Hi, I’m Chantelle, a 17 year old student from Lincolnshire.
My scoliosis story began in 2015, but I’ll start off with a little background as to how we got there. From the age of about 7, I have experienced chronic pain in my legs (mainly my hips as well as my knees and ankles).
Over the years, the doctors have just ignored it, claimed it’s growing pains or just knocked knees amongst other things. In 2015, aged 12, we decided enough was enough and got an appointment to see a lower limb orthopaedic specialist in Sheffield. It was at this appointment I was diagnosed with Femoral Anteversion (the cause of my chronic leg pain) and he also noticed my back and diagnosed me with Adolescent Idiopathic Scoliosis.
From here the consultant referred me to one of his colleagues, Mr Cole, at Sheffield Children’s Hospital. I was seen within a couple of months and he confirmed straight away I would need surgery, with my curvature already being in the 50°s.
Everything went very quick from here, I had a very fast progressing curve too so by the time I had my spinal fusion on 31st May 2016 my curves were 71° and 39° (a huge jump right, hence the rush and going from initial suspected diagnosis to surgery in the space of seven months).
Pre-fusion I didn’t actually experience back pain, there was the odd occasion but nothing much. So on 31st May 2016 I was fused from T3-L2. My recovery went amazing, I was sitting, standing and taking steps the very next day and scoring extremely low on the pain scale (I literally did not feel very much pain at all), shocking everyone! I went home at 6 days post op and continued to recover well, it wasn’t actually until a year post op that I began to experience issues.

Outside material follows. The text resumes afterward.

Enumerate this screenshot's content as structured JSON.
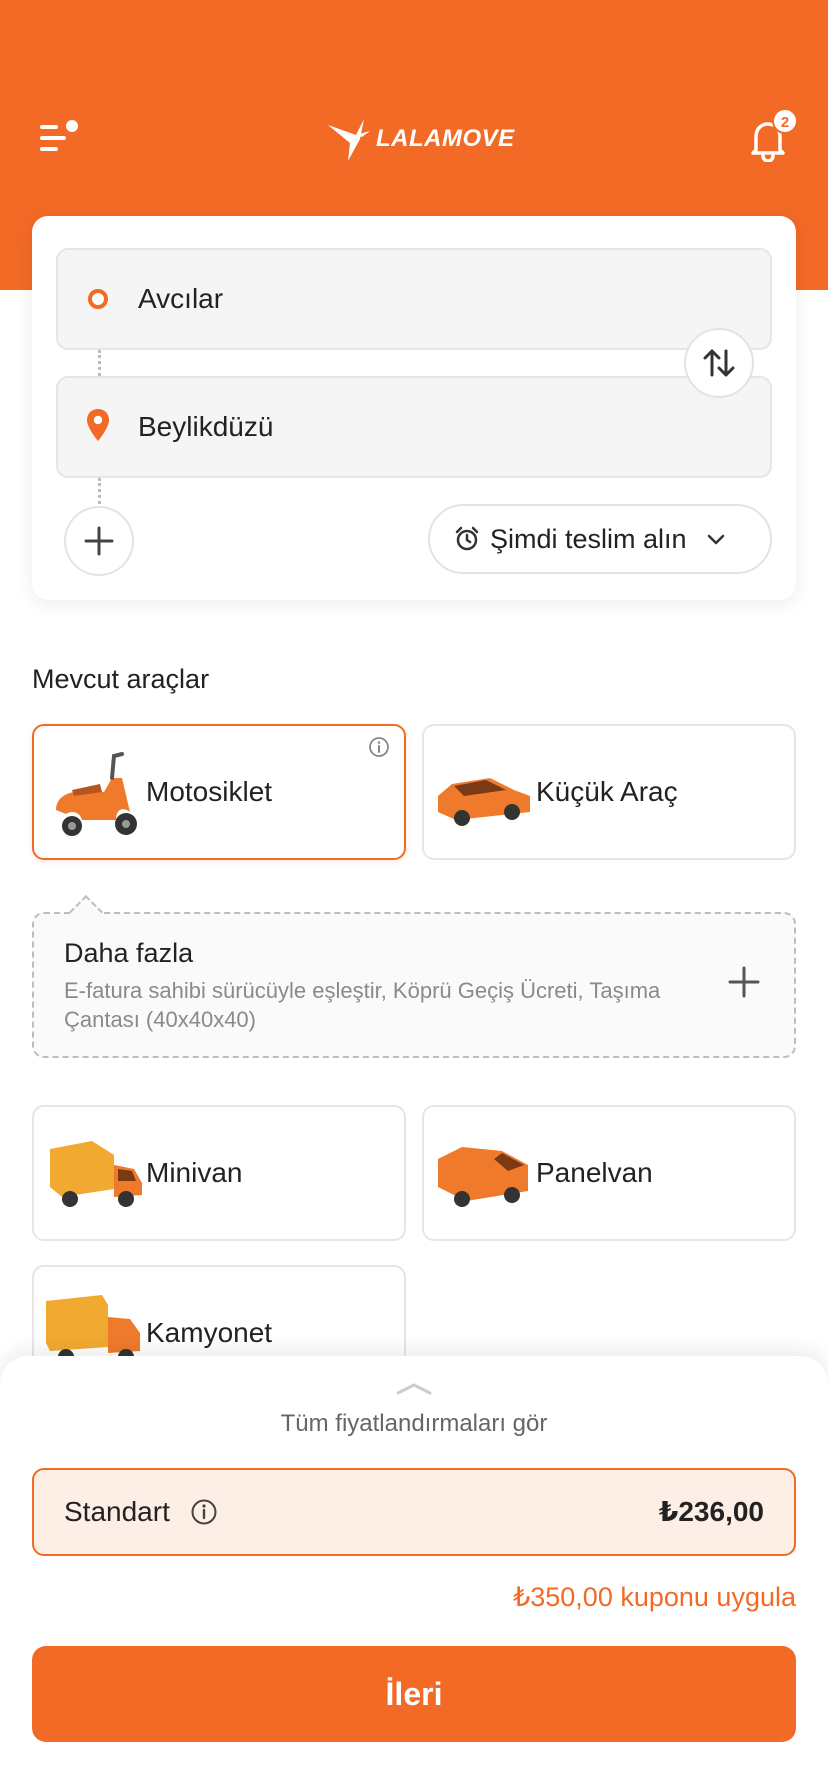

There were no problems with my metalwork at all, I just started to experience chronic back pain. It was initially bearable and just gradually worsened. I did try physio and hydrotherapy at this stage, the physio was useless but the hydro was very limited in sessions. At two years post op I was discharged from the hospital disputing my continuing pain. At 3 years post op, I tried physio again, which has since been helpful and I’m still doing it. It’s certainly been a long road, although the physio doesn’t really help my pain, it has been beneficial.
In the past year or so, my pain has gotten far far worse, with there being days it’s been physically impossible to sit up. I am managing it with pain medication but it’s very disheartening. I saw my surgeon again but he confirmed there is no issue he can identify and therefore it can’t be treated and will just always be a part of my life.
The past few years haven’t been easy, they took a huge toll on my mental health and certainly didn’t make my education easy. However, despite all the issues with pain, I managed to complete all my GCSE’s, gaining grades 5-7 in all subjects, and being a top achiever at my school. This was a huge achievement for me, I pushed through the crippling pain and I achieved, not what I wanted to but I managed it!
Last year, I also did some fundraising which I’m super proud of. Over the month of June I set myself a walking challenge (very hard with my legs) and raised just over £1000 in total that was split between Scoliosis Campaign Fund, The Sick Children’s Trust and The Children’s Hospital Charity.
This journey hasn’t been easy but I’m not giving up, scoliosis isn’t going to stop me. <3
Thank you Chantelle for sharing your story and helping to raise awareness of scoliosis 🙂
Stay strong fellow warriors,
I had scoliosis surgery in 2010 and blog about my experiences living with scoliosis. My aim is to raise awareness of scoliosis and help and inspire others with the condition.